- **Brief**
Reproduce every line below exactly as written; do not include the images.

- **Data supplied**
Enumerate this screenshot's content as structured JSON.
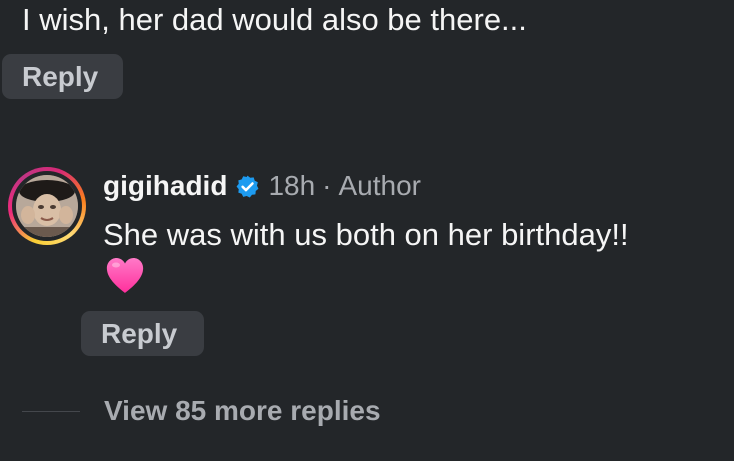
{
  "parent_comment": {
    "text": "I wish, her dad would also be there...",
    "reply_label": "Reply"
  },
  "reply_comment": {
    "username": "gigihadid",
    "verified": true,
    "time_ago": "18h",
    "separator": "·",
    "role": "Author",
    "text": "She was with us both on her birthday!!",
    "emoji": "pink-heart",
    "reply_label": "Reply"
  },
  "view_more_replies": "View 85 more replies",
  "colors": {
    "background": "#232629",
    "primary_text": "#f5f5f5",
    "secondary_text": "#a8abb0",
    "reply_button_bg": "#3a3d42",
    "verified_badge": "#1d9bf0",
    "heart": "#ff4fb4"
  }
}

- **Result below**
Enumerate this screenshot's content as structured JSON.
{
  "parent_comment": {
    "text": "I wish, her dad would also be there...",
    "reply_label": "Reply"
  },
  "reply_comment": {
    "username": "gigihadid",
    "verified": true,
    "time_ago": "18h",
    "separator": "·",
    "role": "Author",
    "text": "She was with us both on her birthday!!",
    "emoji": "pink-heart",
    "reply_label": "Reply"
  },
  "view_more_replies": "View 85 more replies",
  "colors": {
    "background": "#232629",
    "primary_text": "#f5f5f5",
    "secondary_text": "#a8abb0",
    "reply_button_bg": "#3a3d42",
    "verified_badge": "#1d9bf0",
    "heart": "#ff4fb4"
  }
}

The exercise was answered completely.